| Data |
--*--
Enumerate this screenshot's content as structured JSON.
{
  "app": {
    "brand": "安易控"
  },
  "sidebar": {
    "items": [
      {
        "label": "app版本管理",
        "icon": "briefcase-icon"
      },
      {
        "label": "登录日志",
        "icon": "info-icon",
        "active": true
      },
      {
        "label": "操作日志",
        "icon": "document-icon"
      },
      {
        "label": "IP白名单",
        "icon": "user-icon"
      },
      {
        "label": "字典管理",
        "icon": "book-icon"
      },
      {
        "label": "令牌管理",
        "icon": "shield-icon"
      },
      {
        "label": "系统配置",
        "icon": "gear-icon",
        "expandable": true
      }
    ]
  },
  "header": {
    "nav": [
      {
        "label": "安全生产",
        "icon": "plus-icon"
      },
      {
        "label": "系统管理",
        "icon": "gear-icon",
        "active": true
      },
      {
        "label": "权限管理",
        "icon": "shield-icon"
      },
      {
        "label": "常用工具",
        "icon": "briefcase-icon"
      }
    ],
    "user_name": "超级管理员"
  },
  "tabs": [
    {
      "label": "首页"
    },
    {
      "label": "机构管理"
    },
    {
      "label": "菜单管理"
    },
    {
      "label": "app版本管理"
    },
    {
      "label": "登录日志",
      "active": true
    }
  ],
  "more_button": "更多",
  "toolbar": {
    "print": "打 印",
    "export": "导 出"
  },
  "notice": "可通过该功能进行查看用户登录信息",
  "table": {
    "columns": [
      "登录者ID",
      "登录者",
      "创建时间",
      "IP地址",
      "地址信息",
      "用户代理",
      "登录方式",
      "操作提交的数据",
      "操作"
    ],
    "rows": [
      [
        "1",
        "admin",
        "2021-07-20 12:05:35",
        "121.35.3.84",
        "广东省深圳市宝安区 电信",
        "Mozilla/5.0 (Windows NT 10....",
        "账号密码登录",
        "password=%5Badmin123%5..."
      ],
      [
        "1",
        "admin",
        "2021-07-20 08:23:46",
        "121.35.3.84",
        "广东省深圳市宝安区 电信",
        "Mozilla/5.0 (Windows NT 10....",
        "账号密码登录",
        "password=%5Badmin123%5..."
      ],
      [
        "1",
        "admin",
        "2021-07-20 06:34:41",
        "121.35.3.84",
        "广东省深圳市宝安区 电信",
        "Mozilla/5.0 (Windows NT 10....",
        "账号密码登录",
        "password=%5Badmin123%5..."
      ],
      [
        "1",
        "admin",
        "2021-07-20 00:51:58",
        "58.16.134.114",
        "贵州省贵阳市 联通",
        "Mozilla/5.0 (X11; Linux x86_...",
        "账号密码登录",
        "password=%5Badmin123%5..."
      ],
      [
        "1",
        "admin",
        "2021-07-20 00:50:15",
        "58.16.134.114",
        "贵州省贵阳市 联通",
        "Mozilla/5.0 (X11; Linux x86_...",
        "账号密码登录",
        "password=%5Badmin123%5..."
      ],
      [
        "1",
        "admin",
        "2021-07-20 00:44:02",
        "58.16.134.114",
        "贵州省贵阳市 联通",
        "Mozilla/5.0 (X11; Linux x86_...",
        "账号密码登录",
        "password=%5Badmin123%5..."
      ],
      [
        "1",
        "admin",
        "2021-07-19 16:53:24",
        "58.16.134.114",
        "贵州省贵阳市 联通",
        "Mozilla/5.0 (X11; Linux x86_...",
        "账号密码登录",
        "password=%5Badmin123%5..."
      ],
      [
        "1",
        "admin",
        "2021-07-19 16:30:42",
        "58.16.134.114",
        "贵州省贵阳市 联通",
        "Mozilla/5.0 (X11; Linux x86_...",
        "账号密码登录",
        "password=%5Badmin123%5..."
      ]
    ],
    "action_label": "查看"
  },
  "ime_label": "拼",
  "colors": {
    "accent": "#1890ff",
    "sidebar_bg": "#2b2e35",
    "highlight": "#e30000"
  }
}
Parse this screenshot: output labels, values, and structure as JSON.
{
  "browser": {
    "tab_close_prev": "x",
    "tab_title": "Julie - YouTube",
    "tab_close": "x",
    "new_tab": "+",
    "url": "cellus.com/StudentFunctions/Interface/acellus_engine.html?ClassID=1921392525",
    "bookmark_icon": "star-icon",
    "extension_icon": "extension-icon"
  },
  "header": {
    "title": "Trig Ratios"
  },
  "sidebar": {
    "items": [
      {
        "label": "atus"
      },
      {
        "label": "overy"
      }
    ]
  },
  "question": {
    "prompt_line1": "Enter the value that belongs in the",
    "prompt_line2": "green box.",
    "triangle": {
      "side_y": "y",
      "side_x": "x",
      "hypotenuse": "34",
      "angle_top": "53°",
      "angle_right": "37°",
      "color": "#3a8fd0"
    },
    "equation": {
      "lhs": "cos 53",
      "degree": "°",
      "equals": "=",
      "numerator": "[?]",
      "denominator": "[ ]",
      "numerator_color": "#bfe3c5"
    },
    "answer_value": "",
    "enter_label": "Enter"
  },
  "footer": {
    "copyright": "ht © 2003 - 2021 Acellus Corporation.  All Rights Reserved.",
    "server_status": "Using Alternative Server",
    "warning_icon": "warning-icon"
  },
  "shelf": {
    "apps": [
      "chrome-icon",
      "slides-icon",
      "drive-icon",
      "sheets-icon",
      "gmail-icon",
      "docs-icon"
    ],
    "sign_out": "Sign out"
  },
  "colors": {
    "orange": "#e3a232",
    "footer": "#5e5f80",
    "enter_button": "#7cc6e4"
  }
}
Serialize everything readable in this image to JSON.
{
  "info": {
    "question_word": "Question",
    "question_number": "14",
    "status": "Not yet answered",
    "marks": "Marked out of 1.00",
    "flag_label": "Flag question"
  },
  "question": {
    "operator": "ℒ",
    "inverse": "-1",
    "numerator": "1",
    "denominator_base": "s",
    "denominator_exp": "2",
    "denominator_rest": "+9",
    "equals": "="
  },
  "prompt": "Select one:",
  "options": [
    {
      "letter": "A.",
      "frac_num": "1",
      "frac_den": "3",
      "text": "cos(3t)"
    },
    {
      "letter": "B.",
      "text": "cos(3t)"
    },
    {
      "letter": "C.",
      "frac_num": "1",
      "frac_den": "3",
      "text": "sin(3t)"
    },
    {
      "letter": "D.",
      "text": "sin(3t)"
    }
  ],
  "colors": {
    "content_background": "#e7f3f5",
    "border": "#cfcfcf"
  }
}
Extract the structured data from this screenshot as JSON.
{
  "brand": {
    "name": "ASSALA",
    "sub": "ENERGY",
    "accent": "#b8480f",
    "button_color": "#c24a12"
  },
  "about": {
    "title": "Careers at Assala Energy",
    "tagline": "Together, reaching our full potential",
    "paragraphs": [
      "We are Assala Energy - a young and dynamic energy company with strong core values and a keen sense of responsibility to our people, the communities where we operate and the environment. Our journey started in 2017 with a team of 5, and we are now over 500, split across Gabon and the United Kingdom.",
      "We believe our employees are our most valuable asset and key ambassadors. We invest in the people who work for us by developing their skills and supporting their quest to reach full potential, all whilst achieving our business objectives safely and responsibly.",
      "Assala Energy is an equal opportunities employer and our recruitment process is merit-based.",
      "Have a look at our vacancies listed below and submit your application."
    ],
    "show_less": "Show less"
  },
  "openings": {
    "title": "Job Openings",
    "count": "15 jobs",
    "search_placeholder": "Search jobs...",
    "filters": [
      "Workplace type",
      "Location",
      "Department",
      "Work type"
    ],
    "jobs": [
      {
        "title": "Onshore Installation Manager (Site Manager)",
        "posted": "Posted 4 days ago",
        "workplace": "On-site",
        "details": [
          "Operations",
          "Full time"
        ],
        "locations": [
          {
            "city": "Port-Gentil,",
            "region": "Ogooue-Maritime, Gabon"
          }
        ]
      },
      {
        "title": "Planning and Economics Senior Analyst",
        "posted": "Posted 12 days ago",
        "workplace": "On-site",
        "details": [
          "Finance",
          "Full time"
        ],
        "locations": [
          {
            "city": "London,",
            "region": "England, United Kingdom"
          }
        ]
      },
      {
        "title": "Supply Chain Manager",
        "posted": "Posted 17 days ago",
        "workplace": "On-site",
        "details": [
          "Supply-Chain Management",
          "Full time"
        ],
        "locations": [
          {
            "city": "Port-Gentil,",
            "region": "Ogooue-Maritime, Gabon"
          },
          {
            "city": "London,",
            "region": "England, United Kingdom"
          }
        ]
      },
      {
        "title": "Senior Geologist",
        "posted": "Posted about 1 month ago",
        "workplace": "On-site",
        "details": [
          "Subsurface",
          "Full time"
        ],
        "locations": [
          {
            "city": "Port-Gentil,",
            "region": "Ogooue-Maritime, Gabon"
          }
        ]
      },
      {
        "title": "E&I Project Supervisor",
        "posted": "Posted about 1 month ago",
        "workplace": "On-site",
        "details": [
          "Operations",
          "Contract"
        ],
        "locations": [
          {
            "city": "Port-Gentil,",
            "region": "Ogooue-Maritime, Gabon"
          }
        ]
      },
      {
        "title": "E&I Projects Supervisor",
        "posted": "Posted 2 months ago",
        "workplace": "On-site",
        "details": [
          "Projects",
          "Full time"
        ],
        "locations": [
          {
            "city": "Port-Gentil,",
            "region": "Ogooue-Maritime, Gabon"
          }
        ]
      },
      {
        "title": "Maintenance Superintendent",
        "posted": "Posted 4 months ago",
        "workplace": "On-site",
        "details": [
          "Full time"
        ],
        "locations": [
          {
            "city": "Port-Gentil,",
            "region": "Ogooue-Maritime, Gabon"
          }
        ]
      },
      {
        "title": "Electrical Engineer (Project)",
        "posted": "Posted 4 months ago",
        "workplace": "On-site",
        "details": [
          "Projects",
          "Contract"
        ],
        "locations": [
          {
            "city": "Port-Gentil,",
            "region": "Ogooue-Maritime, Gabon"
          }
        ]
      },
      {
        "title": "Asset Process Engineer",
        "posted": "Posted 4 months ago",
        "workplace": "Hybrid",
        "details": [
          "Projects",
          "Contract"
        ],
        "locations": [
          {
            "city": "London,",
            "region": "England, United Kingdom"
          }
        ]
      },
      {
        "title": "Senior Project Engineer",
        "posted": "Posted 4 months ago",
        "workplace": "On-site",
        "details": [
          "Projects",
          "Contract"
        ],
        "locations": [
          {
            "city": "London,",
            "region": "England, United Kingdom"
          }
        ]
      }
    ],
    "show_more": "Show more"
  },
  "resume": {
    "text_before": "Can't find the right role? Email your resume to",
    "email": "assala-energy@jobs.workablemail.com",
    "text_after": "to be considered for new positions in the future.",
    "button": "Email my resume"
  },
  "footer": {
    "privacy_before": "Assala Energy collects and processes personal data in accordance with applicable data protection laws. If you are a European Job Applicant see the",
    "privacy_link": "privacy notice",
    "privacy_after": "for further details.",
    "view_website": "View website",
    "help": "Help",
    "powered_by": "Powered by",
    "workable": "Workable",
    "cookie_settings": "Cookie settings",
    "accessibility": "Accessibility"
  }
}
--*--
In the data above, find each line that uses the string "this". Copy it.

Enumerate this screenshot's content as structured JSON.
Parse this screenshot: output labels, values, and structure as JSON.
Serialize everything readable in this image to JSON.
Extract the structured data from this screenshot as JSON.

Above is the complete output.